A report issued recently by the Capital Research Center in Washington punctures illusions that tend to associate big corporations with right-wing or conservative causes. The report depicts a reality that is exactly the opposite.

CRC researchers examined contributions made in 2004 by the foundations of the nation's top 100 corporations to nonprofit organizations. The result: corporate contributions to left-leaning groups totaled $59 million and to right-leaning organizations $4 million.

That's about 14.5 corporate dollars going to the left for each dollar going to the right.

For purposes of the research, right-leaning organizations were defined as those generally supporting lower taxes, less regulation, less spending on social programs, more on defense, tough criminal laws, traditional values and the right to bear arms. Left-leaning organizations are those on the opposite side of these issues.

At first blush, this is a highly counterintuitive picture. Why would corporations support organizations whose goals are to make it harder for them to conduct their business?

The report proposes a number of explanations. Among these are the fact that corporations seek competitive advantage, which means that they do not necessarily uniformly support lower taxes and less regulation. They also make decisions regarding "strategic" giving that they conclude nurtures a particular corporate image. And, they respond to pressure.

The report mentions well-known shakedown techniques, turned into an art form by the Rev. Jesse Jackson. Make public allegations about racism and then take large payments in the form of contributions to go away. A payoff is cheaper than an extended dispute about an accusation, even if it's bogus.

Consider the woes of Wal-Mart over recent years in its efforts to open stores in inner-city areas. Certainly it's not an accident that the company, over these recent years, has become a generous supporter, to the tune of hundreds of thousands of dollars, to the NAACP.

At this year's NAACP annual meeting, its president, Bruce Gordon, brought Target into the crosshairs of his organization. Apparently Target's transgression was not responding to a survey that the NAACP sends out annually to corporations.

Gordon announced at the meeting, "We have companies that haven't responded for two years. ... Some folks in our community like Target because you know they have good prices and a nice product line. They don't even care to respond to our survey. Stay out of their stores."

Star Parker

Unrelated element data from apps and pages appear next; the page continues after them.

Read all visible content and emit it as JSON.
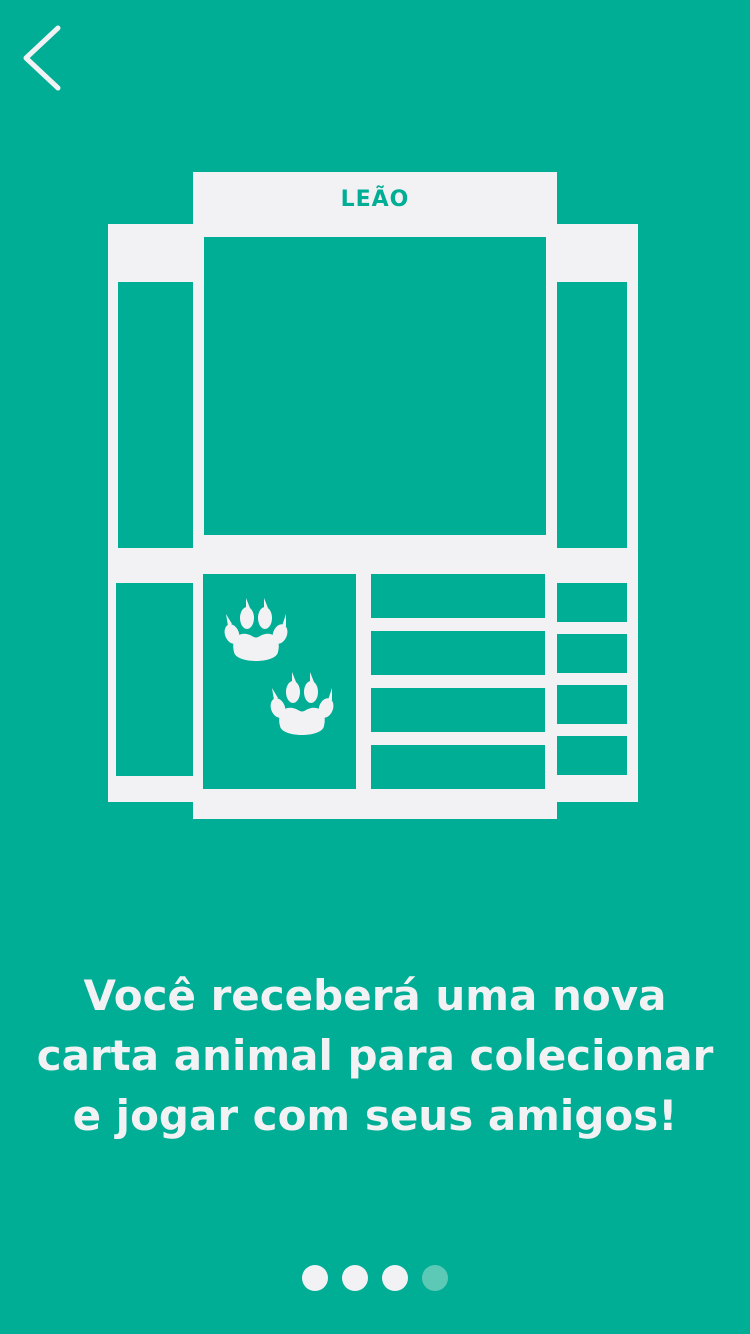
{
  "nav": {
    "back_icon": "chevron-left-icon"
  },
  "card": {
    "title": "LEÃO",
    "paw_icons": [
      "paw-print-icon",
      "paw-print-icon"
    ]
  },
  "message": {
    "line1": "Você receberá uma nova",
    "line2": "carta animal para colecionar",
    "line3": "e jogar com seus amigos!"
  },
  "pager": {
    "total_pages": 4,
    "current_page": 4
  },
  "colors": {
    "background": "#00AE95",
    "card": "#F2F2F4",
    "dot_active": "#5CC8B6"
  }
}
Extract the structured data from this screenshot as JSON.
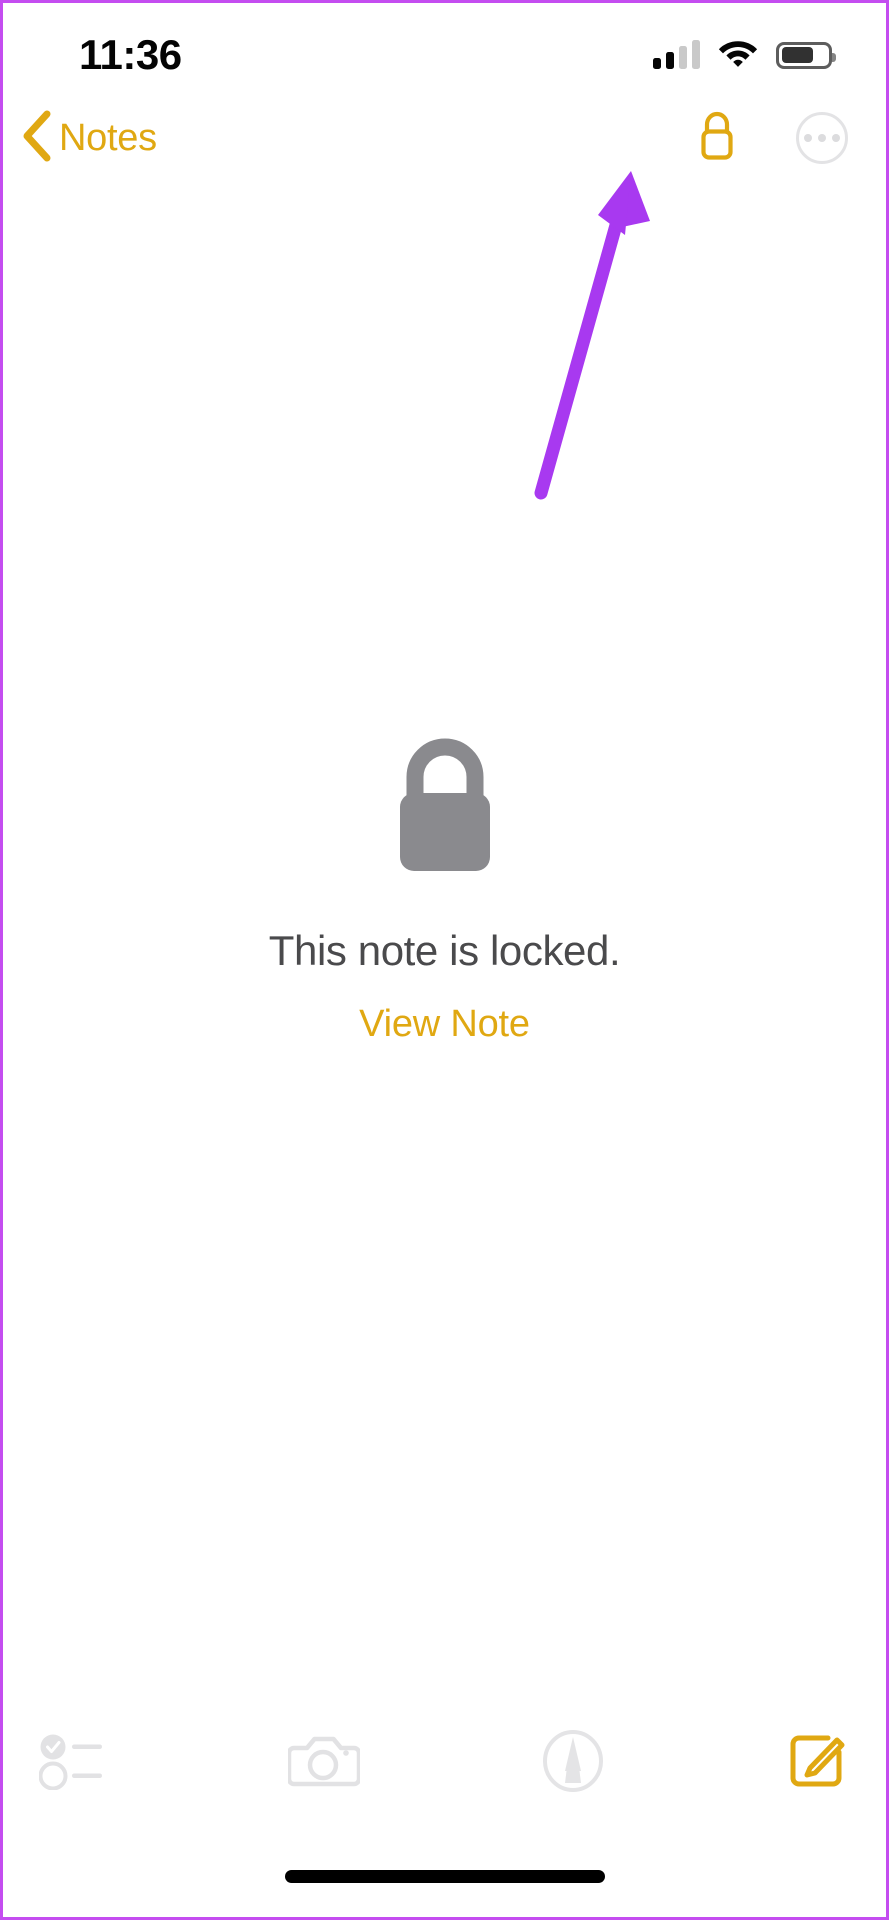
{
  "device": {
    "frame_color": "#c44df0"
  },
  "status_bar": {
    "time": "11:36",
    "signal_icon": "cellular-signal-icon",
    "signal_bars_filled": 2,
    "signal_bars_total": 4,
    "wifi_icon": "wifi-icon",
    "battery_icon": "battery-icon",
    "battery_level_percent": 62
  },
  "nav_bar": {
    "back_icon": "chevron-left-icon",
    "back_label": "Notes",
    "lock_icon": "lock-closed-icon",
    "more_icon": "ellipsis-circle-icon",
    "accent_color": "#e0a812"
  },
  "annotation": {
    "arrow_icon": "arrow-up-right-icon",
    "arrow_color": "#a839f0",
    "points_to": "lock-closed-icon"
  },
  "locked_content": {
    "lock_icon": "lock-closed-large-icon",
    "lock_icon_color": "#8a8a8e",
    "title": "This note is locked.",
    "title_color": "#4a4a4c",
    "action_label": "View Note",
    "action_color": "#e0a812"
  },
  "bottom_toolbar": {
    "items": [
      {
        "icon": "checklist-icon",
        "label": "Checklist",
        "enabled": false,
        "color": "#e2e2e4"
      },
      {
        "icon": "camera-icon",
        "label": "Camera",
        "enabled": false,
        "color": "#e2e2e4"
      },
      {
        "icon": "markup-pen-icon",
        "label": "Markup",
        "enabled": false,
        "color": "#e4e4e6"
      },
      {
        "icon": "compose-icon",
        "label": "New Note",
        "enabled": true,
        "color": "#e0a812"
      }
    ]
  },
  "home_indicator": {
    "icon": "home-indicator-bar"
  }
}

Star Parker is founder and president of CURE, the Center for Urban Renewal and Education, a 501c3 think tank which explores and promotes market based public policy to fight poverty, as well as author of the newly revised Uncle Sam's Plantation: How Big Government Enslaves America's Poor and What We Can do About It.